Dataset rows describing interfaces
Content starts

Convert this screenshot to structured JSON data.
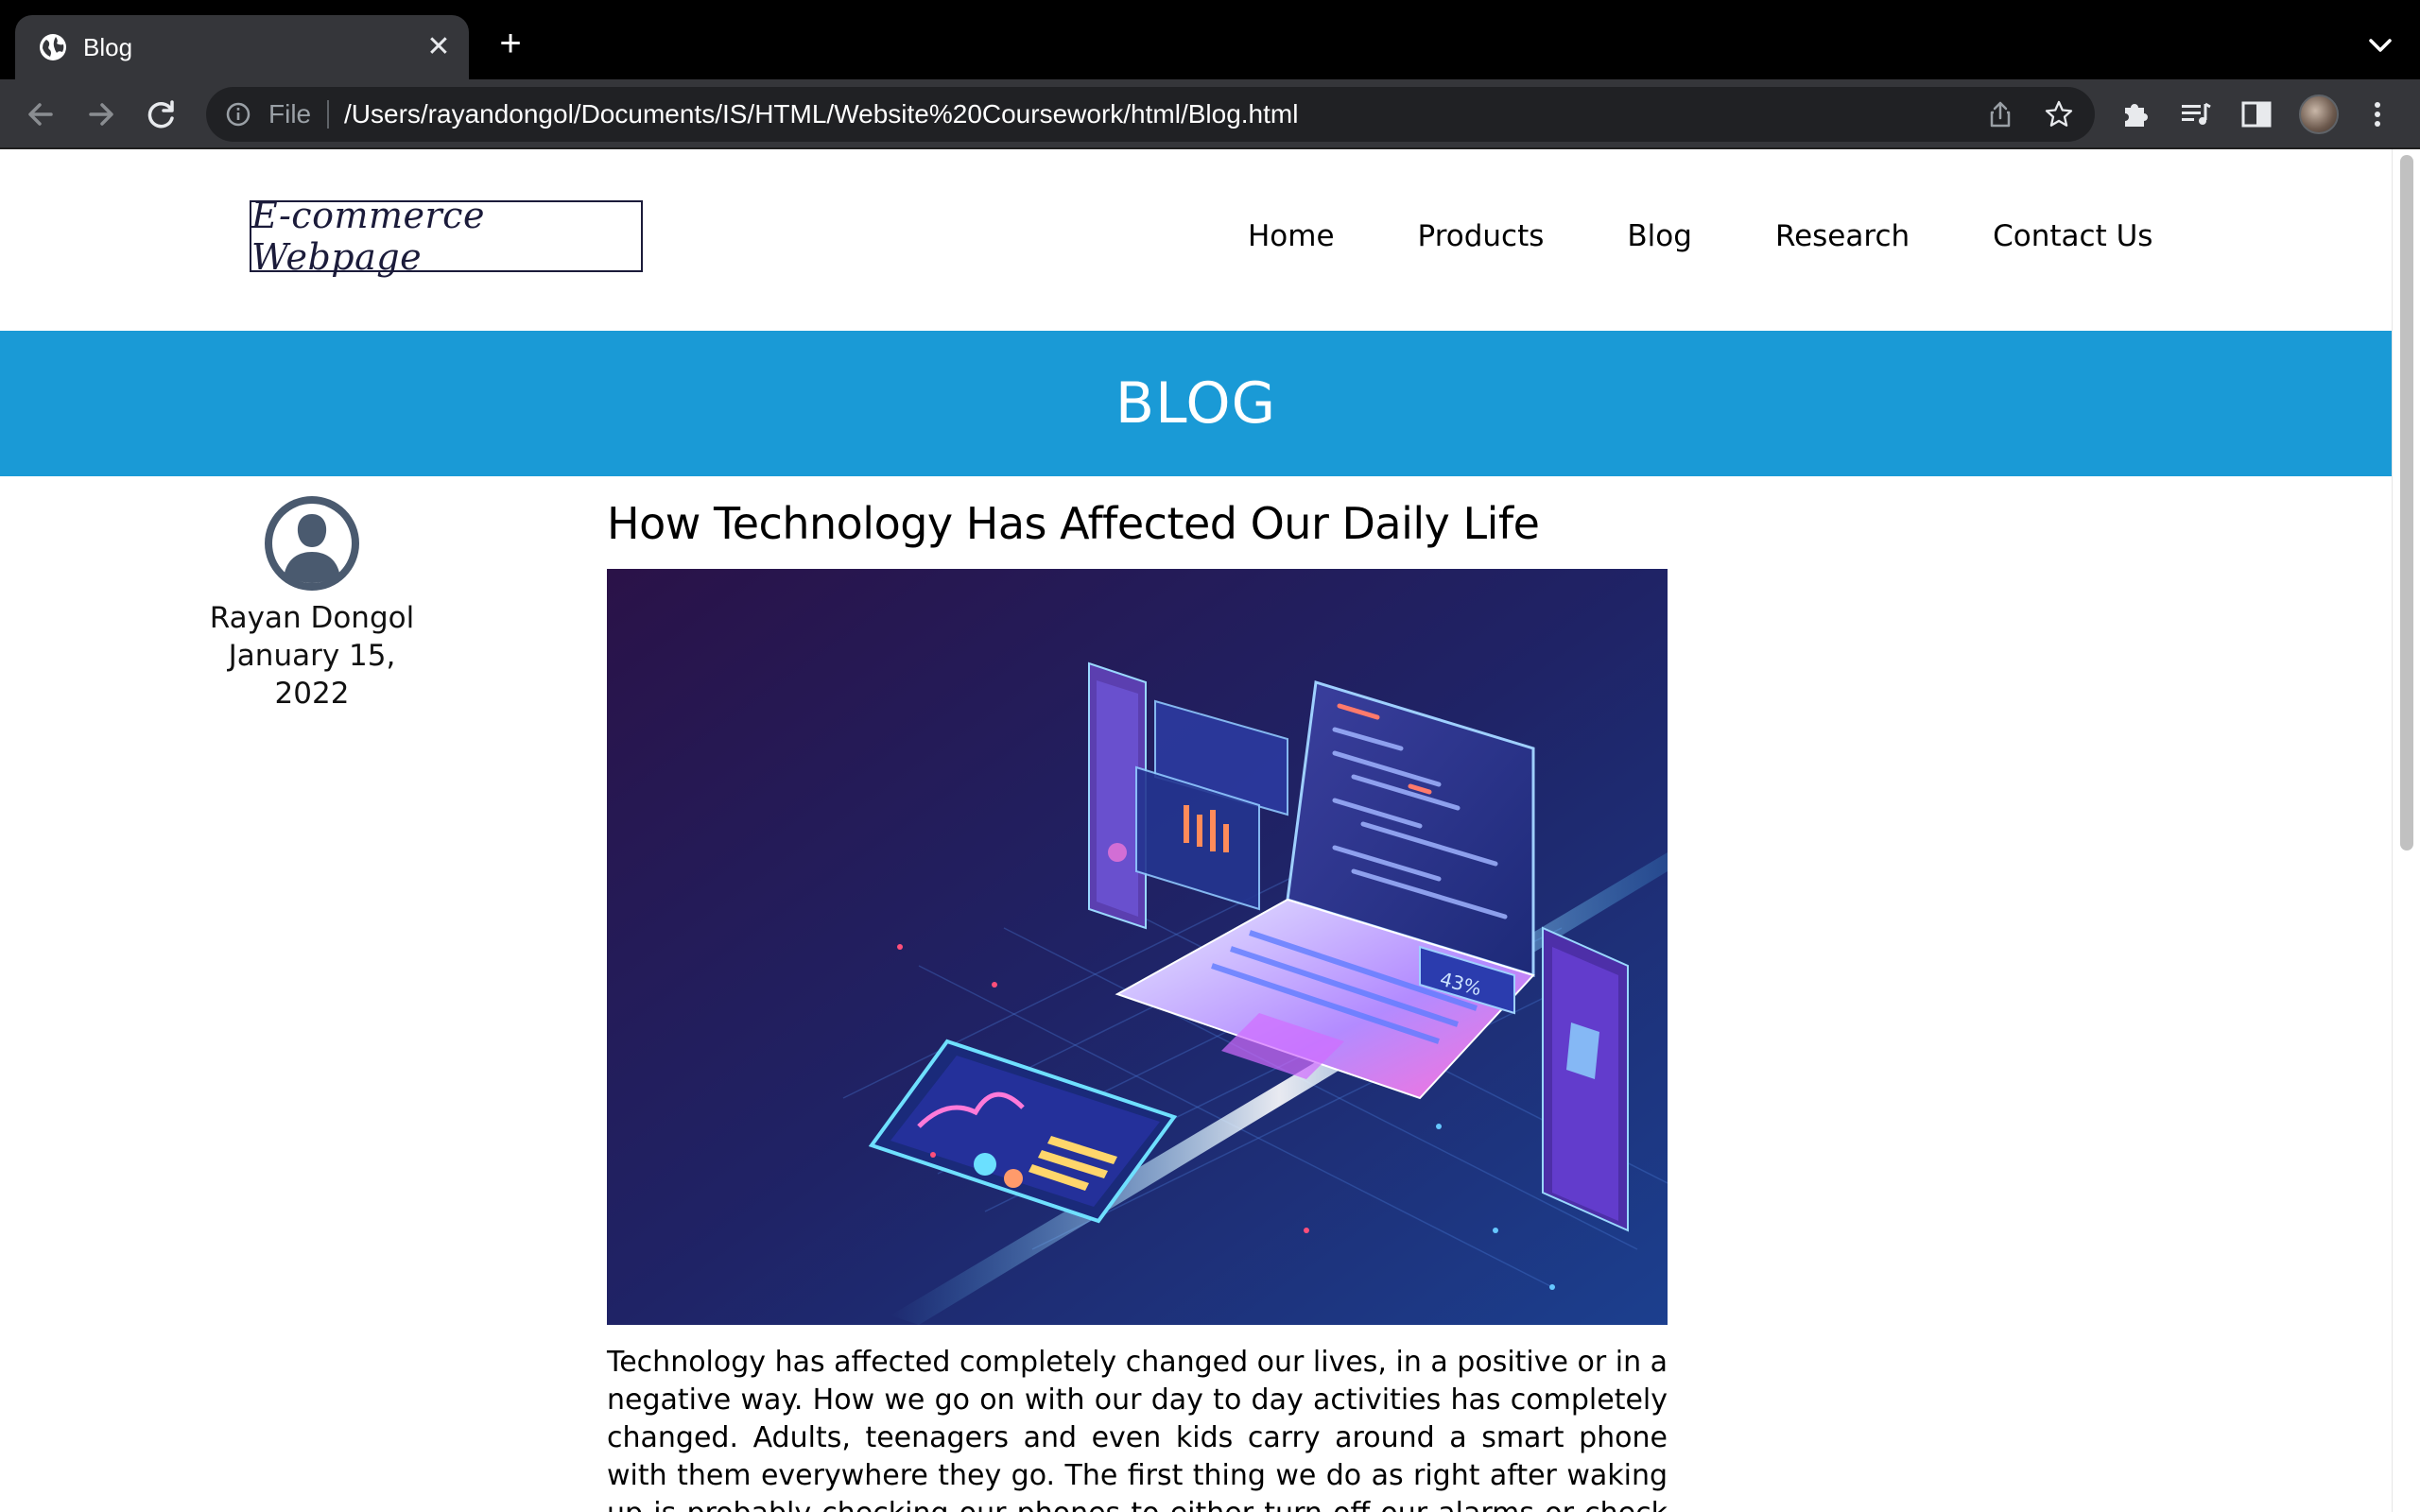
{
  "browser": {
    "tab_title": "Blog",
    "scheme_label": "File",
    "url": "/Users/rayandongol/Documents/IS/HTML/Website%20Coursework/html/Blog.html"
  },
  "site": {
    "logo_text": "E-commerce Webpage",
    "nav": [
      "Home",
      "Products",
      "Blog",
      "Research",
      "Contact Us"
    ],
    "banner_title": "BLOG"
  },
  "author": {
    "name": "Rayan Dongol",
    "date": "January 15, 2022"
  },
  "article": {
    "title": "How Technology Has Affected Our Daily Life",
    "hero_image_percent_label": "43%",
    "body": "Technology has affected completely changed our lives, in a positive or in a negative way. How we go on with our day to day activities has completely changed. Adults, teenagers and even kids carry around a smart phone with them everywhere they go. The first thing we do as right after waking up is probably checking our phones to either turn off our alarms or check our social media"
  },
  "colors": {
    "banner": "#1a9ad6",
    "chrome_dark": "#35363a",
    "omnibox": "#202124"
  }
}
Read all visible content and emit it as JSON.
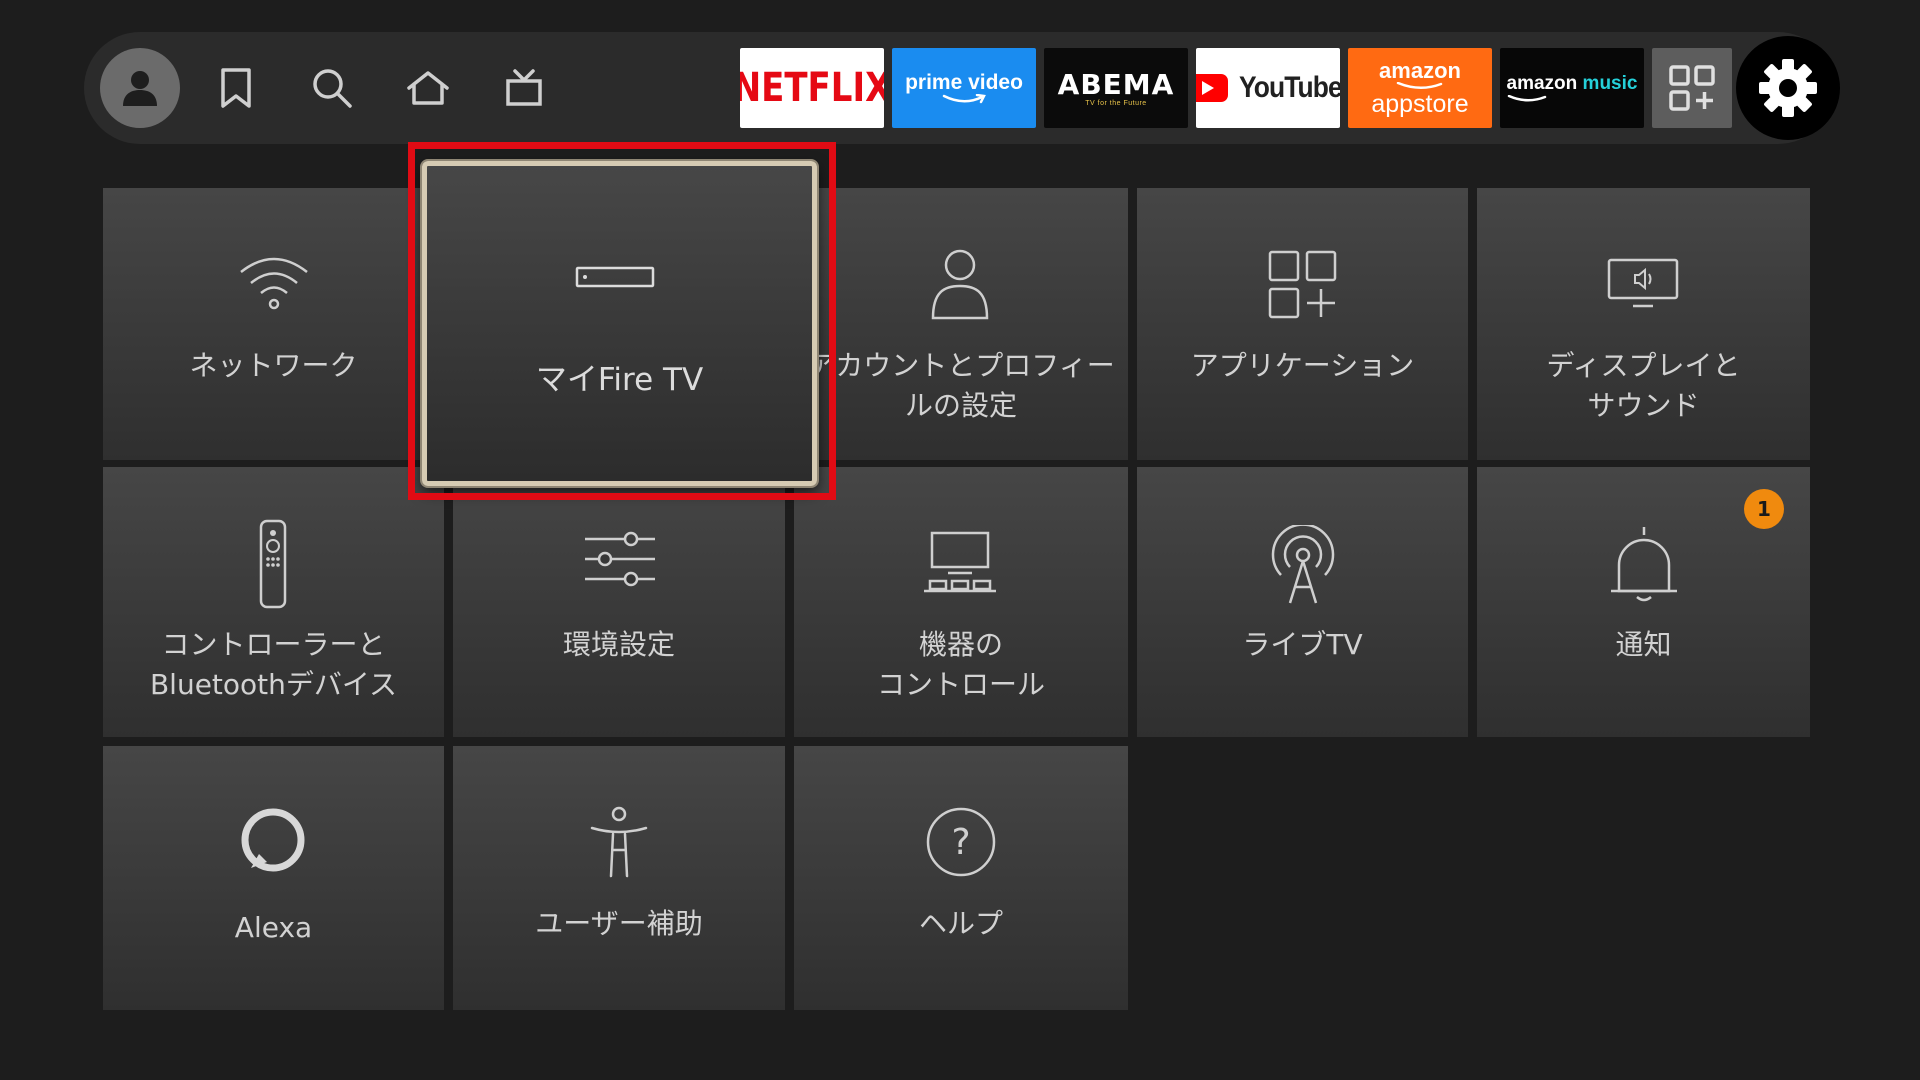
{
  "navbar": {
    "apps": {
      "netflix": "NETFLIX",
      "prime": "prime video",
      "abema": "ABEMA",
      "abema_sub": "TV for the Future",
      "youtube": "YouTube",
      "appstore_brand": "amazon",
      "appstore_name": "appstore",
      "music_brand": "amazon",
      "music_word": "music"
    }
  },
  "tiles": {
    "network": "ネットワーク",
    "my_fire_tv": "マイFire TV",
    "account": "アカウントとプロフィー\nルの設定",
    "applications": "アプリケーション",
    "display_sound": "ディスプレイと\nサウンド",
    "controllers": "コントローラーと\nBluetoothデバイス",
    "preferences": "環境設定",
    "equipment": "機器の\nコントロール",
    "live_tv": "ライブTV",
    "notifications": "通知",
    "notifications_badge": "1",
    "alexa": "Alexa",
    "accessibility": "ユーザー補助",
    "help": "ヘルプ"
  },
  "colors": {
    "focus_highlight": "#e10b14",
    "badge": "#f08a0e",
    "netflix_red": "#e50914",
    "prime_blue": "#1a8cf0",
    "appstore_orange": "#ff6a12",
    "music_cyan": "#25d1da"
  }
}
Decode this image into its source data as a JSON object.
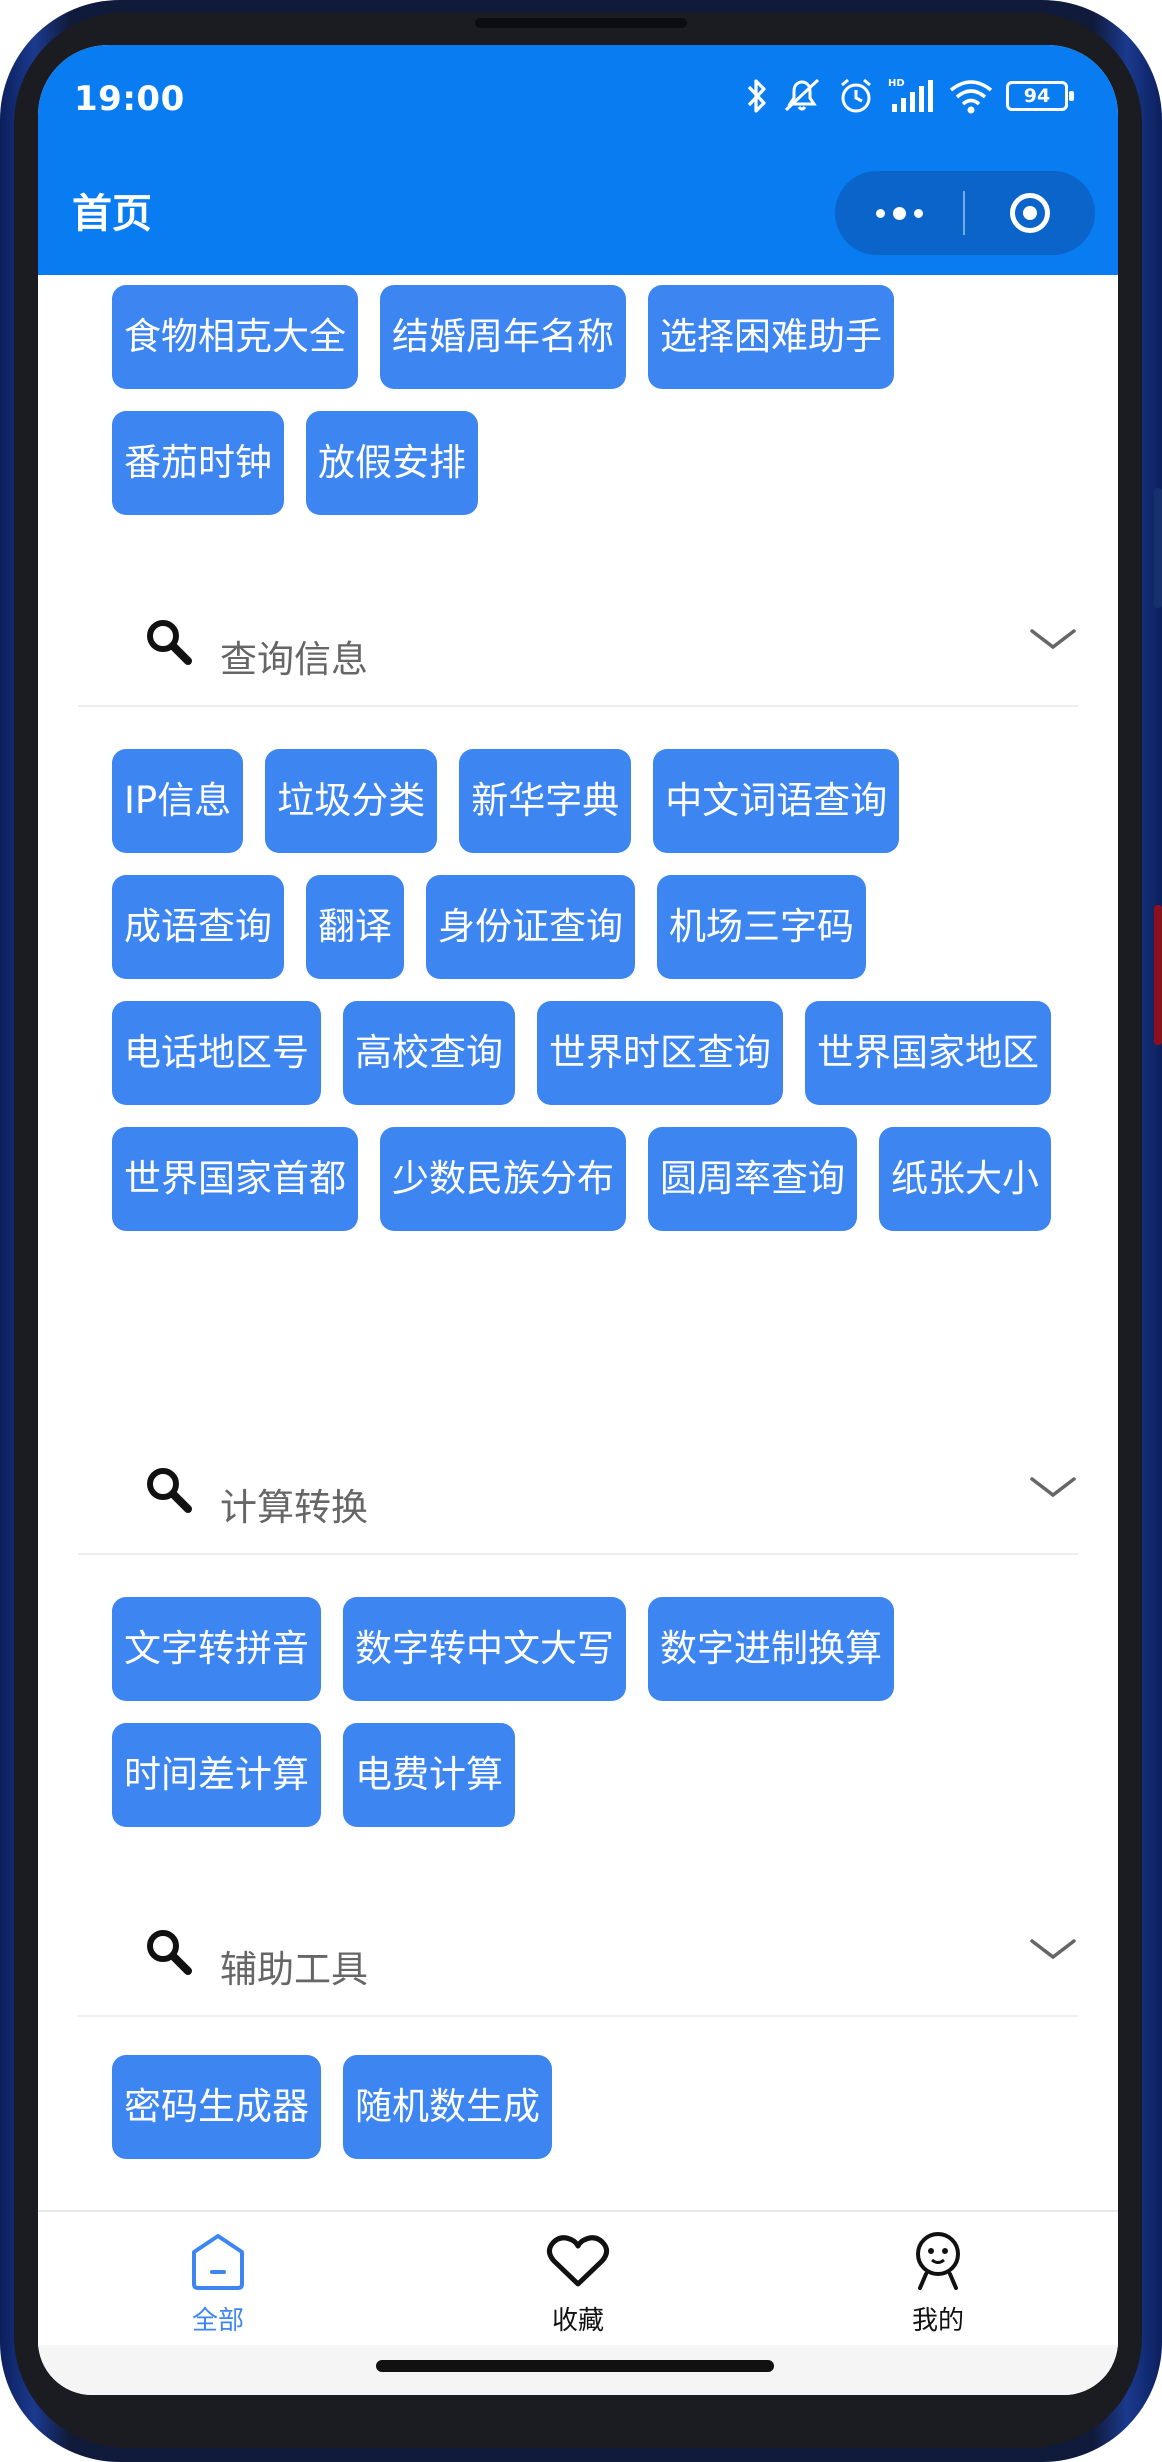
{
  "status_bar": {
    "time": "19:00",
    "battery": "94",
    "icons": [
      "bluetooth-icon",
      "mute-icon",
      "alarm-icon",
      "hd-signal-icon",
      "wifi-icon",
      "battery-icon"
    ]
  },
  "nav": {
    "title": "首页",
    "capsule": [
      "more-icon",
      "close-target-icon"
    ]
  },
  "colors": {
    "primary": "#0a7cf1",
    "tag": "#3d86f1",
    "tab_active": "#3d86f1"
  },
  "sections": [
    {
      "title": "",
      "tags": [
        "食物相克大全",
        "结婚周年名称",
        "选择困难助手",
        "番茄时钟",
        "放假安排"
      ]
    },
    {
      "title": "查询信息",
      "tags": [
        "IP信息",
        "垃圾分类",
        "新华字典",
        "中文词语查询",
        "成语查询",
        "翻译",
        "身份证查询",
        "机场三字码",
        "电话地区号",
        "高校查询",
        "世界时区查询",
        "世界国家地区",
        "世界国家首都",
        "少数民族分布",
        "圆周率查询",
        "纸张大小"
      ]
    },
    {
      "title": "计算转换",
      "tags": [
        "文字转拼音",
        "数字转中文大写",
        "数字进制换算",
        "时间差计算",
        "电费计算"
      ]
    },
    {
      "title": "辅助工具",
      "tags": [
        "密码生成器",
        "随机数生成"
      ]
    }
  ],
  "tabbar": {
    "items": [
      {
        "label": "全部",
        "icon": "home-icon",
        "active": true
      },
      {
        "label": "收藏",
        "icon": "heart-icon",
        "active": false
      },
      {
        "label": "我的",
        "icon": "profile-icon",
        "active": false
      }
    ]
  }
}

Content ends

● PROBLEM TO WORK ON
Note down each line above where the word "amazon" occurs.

● OUTPUT OF THE TASK
      "appstore_brand": "amazon",
      "music_brand": "amazon",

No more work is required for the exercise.